In his first deal as an NHL GM, Allvin convinced the Ottawa Senators to surrender a third-round draft pick -- originally owned by the Canucks before it was traded to Winnipeg, then Ottawa -- for enigmatic right-side defenceman Travis Hamonic.
Allvin essentially made it a three-way deal when a couple of hours later he sent a different third-rounder to the Toronto Maple Leafs for defenceman Dermott.
Time will tell if Dermott is as good as Hamonic, but we know he’s younger, cheaper and more reliable.
Hamonic’s brief stay in Vancouver was encumbered by injury and vaccination issues that limited the 31-year-old to 24 games this season. The club was assured Hamonic would be vaccinated before the regular season. He wasn’t. When he finally showed up at the end of October, Hamonic was initially unable to cross the border due to his late vaccination. Hamonic didn’t play minor-league games as expected, and took longer than initially anticipated to return from a December injury.
Dermott, by contrast, can’t wait to play for the Canucks. He sounded ecstatic Sunday to get another opportunity after his development stalled in Toronto, where he was once viewed as significant piece of the Leafs’ future.
“Things happened in Toronto (in) a way that maybe I wasn't planning for it to happen,” he said. “But I think a new start for me right now is perfect. I'm super happy to be staying in Canada, that's for sure. And I also have some family out in B.C., so it seems like a perfect time and perfect place for me to be to get a little reset here.”
Dermott is six years younger than Hamonic and, with a salary of $1.5 million through next season, half as expensive. The salary-cap advantage alone of shedding Hamonic’s $3-million hit would have been worth a draft pick. But instead of paying one for some cap relief, Allvin is receiving a third from Senators GM Pierre Dorion.
Big picture, this was a Travis upgrade for the Canucks.
Little picture, Dermott is probably powerless to stop the Canucks’ sudden slide.
The team looks spent -- as tired mentally as physically after sprinting for three months to catch up in the playoff race and treating each game like a must-win.
Sunday against Buffalo, as in their homestand, the Canucks needed sharper focus and intensity.
Repeatedly implored by Boudreau to be better at the start, Vancouver instead trailed 1-0 1:50 after the opening faceoff when Casey Mittelstadt was given an unguarded runway to use on a breakaway after a neutral-zone turnover and bad line change.
The Canucks managed to come back twice against the chronically weak Sabres on goals by J.T. Miller and Bo Horvat, but still lost in OT when Rasmus Dahlin cut past Horvat and shot from the slot under goalie Thatcher Demko at the 48-second mark -- before the Canucks even touched the puck three-on-three.
The team now trudges back to the road for what could be a four-game funeral procession that starts Wednesday against the Colorado Avalanche, whose 7-1 win against the Canucks in Denver on Nov. 11 started the final chapter of the Benning era.

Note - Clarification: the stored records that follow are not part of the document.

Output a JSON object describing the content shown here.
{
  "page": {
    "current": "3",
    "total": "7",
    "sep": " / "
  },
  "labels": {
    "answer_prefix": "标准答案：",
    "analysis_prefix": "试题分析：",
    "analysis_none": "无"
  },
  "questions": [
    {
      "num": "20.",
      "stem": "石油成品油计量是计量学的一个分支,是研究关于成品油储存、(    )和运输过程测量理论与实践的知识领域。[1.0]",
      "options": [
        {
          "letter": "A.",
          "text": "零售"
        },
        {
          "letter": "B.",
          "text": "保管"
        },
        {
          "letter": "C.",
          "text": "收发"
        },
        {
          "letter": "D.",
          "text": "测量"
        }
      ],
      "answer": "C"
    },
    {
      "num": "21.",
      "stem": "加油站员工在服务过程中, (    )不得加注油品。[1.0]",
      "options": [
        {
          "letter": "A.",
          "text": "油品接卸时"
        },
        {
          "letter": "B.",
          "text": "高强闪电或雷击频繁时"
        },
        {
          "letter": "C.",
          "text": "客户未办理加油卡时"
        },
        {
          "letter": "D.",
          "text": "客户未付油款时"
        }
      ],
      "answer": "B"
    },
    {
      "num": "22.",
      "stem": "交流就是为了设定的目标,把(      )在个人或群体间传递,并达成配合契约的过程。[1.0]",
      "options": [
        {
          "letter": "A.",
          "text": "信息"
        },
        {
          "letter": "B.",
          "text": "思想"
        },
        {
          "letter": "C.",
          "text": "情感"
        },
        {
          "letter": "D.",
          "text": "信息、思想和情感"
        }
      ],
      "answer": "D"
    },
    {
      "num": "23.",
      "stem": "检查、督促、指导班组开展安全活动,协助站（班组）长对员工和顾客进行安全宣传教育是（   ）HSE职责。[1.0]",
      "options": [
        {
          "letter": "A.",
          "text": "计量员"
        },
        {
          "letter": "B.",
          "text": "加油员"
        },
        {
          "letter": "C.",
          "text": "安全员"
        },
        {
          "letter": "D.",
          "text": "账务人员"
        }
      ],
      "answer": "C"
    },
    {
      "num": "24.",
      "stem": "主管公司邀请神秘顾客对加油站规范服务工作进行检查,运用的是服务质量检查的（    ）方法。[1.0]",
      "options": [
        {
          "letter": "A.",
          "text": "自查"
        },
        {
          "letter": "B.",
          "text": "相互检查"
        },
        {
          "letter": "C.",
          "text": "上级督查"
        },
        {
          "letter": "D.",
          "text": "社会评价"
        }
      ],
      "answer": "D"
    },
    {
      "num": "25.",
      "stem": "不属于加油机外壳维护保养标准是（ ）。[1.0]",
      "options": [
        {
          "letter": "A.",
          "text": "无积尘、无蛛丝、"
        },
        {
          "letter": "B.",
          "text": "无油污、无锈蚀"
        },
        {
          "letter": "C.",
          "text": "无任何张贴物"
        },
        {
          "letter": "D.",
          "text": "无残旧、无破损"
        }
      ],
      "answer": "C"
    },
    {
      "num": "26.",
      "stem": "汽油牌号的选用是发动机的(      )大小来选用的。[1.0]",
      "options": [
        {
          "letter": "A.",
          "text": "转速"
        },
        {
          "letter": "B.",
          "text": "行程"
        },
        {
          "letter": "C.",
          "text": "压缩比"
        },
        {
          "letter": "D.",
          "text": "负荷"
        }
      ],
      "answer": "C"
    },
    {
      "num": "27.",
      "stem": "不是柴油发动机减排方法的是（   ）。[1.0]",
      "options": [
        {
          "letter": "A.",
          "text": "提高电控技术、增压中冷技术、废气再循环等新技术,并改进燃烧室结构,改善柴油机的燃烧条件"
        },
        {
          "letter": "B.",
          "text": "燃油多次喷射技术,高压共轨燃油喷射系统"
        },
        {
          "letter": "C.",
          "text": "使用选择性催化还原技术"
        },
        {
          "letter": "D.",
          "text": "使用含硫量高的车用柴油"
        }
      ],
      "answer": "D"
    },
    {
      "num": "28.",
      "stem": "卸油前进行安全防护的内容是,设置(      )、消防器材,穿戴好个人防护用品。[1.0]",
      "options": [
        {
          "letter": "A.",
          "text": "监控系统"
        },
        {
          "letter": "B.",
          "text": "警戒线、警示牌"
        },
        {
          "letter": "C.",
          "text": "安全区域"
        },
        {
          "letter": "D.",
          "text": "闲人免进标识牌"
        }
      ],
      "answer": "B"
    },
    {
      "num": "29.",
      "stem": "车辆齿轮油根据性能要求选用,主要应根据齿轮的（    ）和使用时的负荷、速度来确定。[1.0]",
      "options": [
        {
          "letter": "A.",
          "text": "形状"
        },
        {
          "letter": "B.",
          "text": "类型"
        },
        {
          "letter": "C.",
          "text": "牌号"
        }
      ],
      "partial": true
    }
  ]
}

“We know it's a gauntlet of games, the next seven,” Boudreau said. “We know for sure that by the end of that, we'll know whether we've got a chance or we don't have a chance. You either embrace the challenge, and say: 'Bring it on, let's do it.' Or you fear it. I choose to embrace it because if you do get through it and you have success on it, then you've played the best teams in the West already and nothing should scare you.”
The Canucks need help. And we don’t just mean on the road trip.